The Dublin consultation included 173 parishes which hosted gatherings for 10,500 participants. Launched last October, the results of the process were released earlier this month.
Among the significant findings is that the continued treatment of woman as less then co-equal with men is a source of anger, as well as of sadness. Across the vast majority, there is great hope that women will have a meaningful role in governance and ministries, including becoming deacons and priests. Parishes also expressed great openness to married men becoming priests. In this way the witness value of optional celibacy might be more evident. One parish concluded that ‘women and married priests would be much more in touch with people in the community – real people in touch with real people’.
Coincidentally, the Dublin report was issued a few days after the death of a woman who would have rejoiced in its findings. Rosemary Radford Ruether, an American scholar, was amongst the pioneers of feminist theology in the Catholic Church of the last half century.
Born in 1936 Minnesota, from childhood Rosemary was influenced and enriched by diverse Christian traditions, Her mother was Roman Catholic and her father a Protestant Episcopalian. After her father died when Rosemary was 12, her mother brought the family to San Diego. Here, she attended a school run by progressive nuns. A door opened in her childhood that let the future in.
At university, she intended to study art. After hearing a lecture in Scripps College on the classics she opted for that subject. An able student, she achieved a masters degree in the study of the ancient world. At college she continued scholarship with romance. She married Hermann J Ruether, a political science student and they had three children.
For her doctoral course, Rosemary chose Patristics, the study of early Christian writings. It led her into theological discourse and shaped the rest of her life. In her doctoral thesis she argued the male domination of the Christian message became embedded in the first century after Christ’s death. Starting with the Gospel of St John, church leaders and scholars had defined the institution doctrines through the perspective of men. She asserted that the Church needed a pluralistic approach that accommodated the diversity of human experience.
Not surprisingly her liberal stance attracted suspicion in the institution and Catholic Church, As she once said, the Church has ‘a problem with woman’. She lost her first teaching position at a Catholic college in Los Angeles in 1964 after writing an article advocating a change in the Church’s teaching on contraception. She never worked in the Catholic institution again. Most of her academic life was spent at Northwestern University in Illinois.

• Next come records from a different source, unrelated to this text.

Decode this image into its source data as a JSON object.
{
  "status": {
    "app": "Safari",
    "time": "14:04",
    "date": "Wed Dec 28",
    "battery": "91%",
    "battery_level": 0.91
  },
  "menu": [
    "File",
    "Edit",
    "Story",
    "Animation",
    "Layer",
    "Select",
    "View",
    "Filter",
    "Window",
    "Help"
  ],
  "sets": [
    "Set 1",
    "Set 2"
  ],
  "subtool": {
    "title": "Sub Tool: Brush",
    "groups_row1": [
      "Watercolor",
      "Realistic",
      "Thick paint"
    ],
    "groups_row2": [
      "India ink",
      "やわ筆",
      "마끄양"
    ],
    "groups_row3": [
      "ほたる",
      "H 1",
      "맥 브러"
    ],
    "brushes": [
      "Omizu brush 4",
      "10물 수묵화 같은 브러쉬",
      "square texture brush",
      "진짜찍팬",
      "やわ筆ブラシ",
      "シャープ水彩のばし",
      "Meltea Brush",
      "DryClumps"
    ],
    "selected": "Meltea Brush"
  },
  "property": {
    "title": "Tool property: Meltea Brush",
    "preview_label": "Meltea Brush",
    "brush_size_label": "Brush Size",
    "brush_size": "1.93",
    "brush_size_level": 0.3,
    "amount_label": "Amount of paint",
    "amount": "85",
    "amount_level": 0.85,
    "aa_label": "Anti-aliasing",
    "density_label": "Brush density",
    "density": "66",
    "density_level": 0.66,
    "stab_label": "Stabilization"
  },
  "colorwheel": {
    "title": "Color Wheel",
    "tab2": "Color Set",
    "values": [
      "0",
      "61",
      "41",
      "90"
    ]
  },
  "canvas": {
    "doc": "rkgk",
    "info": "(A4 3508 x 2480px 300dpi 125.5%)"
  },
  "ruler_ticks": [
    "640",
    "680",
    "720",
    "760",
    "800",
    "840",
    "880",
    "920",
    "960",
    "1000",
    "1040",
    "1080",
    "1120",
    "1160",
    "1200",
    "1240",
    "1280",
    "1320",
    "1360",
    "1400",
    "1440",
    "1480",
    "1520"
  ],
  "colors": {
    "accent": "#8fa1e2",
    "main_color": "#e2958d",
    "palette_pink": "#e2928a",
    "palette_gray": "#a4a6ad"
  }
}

She was a prolific author. She wrote 40 books and at least 600 articles. Her main topic was Christianity and feminism, but she also wrote on redemption, the family, anti-Semitism, the Israeli-Palestinian conflict, Jewish, Christian and Buddhist relationships and the ecological crisis. Her best known book is ‘Sexism and God Talk’, in which she considers the feminine dimension of God and argues the case for women’s ordination to the priesthood.
She remained a committed and critical Catholic. She liked the sacramentality of Catholicism, its prayer, rituals and symbols. In a tribute, after her death, in America Magazine, friend and fellow theologian Susan A Ross offered a positive assessment of Rosemary’s position: “By saying that Ruether was a Catholic on her own terms, I don’t mean that she rejected the tradition or invented her own form. Rather, she was a Catholic in a deeply thoughtful and communal way, but also in a way that often put her at odds with institutional authority because of her commitment to justice for women. In a very real sense Rosemary deliberately lived with in the tradition and on its margins.”
When asked why she remained a Catholic, Ruether replied that as ‘a feminist I can come up with only one reason to stay in the Catholic Church: to try to change it. You’re never going to change it if you leave. So that’s why I stay around’.
I share her sentiments.